In 2015 after the yahapalana government came into power, Harsha de Silva, then Deputy Minister of National Policies and Economic Affairs and UNP Electoral Organiser for Kotte, alleged that the Kotte Municipal Council had gone bankrupt under its Chairman Janaka Ranawaka.
We will let de Silva’s words speak for themselves: “The Chairman and his Deputy awarded contracts and took bribes, but none of the projects ever took off. Ranawaka had authorised the illegal construction of a number of buildings, and now they cannot be completed as they are not in line with regulations… we found out that 12 floors was the maximum height of a building allowed down such a narrow road.” Then came his pledge: “If I find a UNP in the Kotte MC is corrupt, I will not hesitate to show him the door and sack him.” Strong, impressive words. They were adhered to.
It is a tribute to Harsha’s honesty, decency, and efficiency that despite the constraints under which he had to work, he got the job done. It is true that successive governments have sacrificed the historical, archaeological, and cultural value of the area to haphazard development initiatives.
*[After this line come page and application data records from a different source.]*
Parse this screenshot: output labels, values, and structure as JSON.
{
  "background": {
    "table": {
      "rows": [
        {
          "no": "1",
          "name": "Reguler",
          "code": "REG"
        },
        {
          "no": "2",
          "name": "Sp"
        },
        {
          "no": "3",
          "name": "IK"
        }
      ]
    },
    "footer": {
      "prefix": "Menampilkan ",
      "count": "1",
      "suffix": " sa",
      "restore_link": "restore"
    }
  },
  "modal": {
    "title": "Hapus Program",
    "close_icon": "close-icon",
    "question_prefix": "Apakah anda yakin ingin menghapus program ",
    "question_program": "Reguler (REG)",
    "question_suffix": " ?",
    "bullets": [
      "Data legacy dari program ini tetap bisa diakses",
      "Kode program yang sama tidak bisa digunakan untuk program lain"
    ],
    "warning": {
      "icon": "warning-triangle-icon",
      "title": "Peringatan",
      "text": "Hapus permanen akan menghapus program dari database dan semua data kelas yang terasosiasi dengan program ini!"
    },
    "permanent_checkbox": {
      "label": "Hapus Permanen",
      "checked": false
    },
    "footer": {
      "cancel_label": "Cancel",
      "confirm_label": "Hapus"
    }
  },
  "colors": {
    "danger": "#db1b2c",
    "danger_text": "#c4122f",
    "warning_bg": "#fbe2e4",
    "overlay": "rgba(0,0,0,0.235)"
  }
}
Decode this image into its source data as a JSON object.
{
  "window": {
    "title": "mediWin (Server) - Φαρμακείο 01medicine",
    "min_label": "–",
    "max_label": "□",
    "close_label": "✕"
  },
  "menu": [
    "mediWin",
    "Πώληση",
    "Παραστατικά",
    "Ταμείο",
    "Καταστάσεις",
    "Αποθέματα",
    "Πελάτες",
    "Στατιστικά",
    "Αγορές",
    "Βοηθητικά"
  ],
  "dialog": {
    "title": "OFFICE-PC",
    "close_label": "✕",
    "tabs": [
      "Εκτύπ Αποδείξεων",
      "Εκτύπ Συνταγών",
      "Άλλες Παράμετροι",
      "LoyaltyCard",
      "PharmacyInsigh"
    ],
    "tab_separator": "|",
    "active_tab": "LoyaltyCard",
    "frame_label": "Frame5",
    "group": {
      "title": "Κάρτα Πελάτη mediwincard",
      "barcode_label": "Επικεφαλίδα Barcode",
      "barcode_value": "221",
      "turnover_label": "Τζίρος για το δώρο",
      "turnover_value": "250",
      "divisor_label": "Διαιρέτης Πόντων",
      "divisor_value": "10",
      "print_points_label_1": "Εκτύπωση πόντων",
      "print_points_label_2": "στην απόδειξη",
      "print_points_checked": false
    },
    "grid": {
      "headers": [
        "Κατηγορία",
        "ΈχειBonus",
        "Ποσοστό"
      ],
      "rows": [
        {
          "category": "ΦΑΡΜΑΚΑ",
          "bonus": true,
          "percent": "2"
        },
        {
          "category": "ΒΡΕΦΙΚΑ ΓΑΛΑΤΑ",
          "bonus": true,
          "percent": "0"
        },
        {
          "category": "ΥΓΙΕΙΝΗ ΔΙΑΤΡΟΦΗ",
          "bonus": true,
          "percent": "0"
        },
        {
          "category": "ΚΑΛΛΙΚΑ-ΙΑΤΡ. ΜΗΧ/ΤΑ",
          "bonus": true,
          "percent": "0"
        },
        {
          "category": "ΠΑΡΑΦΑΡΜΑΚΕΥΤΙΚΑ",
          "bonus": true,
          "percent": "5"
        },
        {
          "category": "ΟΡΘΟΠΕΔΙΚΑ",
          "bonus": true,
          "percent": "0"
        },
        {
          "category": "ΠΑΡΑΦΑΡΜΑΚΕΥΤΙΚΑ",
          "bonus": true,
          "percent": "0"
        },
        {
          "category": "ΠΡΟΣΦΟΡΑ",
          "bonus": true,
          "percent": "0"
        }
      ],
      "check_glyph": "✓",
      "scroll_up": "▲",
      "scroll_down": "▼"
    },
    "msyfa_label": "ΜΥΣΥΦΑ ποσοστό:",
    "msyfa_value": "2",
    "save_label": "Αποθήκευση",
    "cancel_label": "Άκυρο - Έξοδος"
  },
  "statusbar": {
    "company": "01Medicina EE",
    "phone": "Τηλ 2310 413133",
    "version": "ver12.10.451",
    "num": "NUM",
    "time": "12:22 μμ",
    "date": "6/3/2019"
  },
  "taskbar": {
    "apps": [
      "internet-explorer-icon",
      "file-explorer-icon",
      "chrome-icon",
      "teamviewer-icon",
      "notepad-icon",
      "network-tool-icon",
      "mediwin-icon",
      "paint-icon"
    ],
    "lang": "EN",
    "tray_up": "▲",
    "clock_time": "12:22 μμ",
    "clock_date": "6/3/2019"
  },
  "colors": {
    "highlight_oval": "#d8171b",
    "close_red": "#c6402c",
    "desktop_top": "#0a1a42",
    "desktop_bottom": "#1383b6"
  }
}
That is something we hope the SLPP’s man there, Madhura Vithanage, will try to avoid. (Though Harsha makes allegations against him too.)
But we digress. This is not about Harsha, really. It is about Ranawaka, against whom indictments were filed by the Attorney-General at a time when Harsha was serving as a Non Cabinet Minister.
In 2018 a Presidential Commission of Inquiry recommended that criminal charges be filed against Ranakawa (for “massive corruption”) and that he should not hold public office any longer. Harsha was particularly emphatic on the latter point. His concern was legitimate and it remains so now. But that was two years ago. Janaka Ranawaka later joined the SLPP. He did not secure enough votes last August. He then got out of the SLPP.
Today Ranawaka has crossed over to Sajith Premadasa. A man accused of “massive” corruption, who as his critics implied ran his electorate to the ground, is now on the side of the people who tried to run him down. De Silva cannot forget what he said five years ago. Obviously, neither can we. Janaka Ranawaka may or may not be innocent of the crimes for which he has been charged, but the UNP didn’t give him the benefit of the doubt then. Why should the SJB give him that benefit now?
We say this for two reasons. One, Harsha is an honest man, and we note that without the irony of an Antony pondering Caesar’s grave. He is one of the few MPs we’ll call genuine any day; after all he is the author of the most effective project that got done by his administration, Suwa Seriya. Two, and more importantly, selectivity will not remain a vice of a government if the Opposition indulges in it too. This is to be avoided at all costs.
The great reformist illusion has always been that the Opposition must not be criticised, that it must be allowed to criticise. We are not just reformists. We are also realists. And as realists, we believe that if the Opposition is to mount a campaign of honesty, it must get over its selectivity. This message is not only for Harsha or Sajith Premadasa. It is for the Opposition and it is for the government. It is for everyone. It must be heeded. At once.
The Pepper Spray Club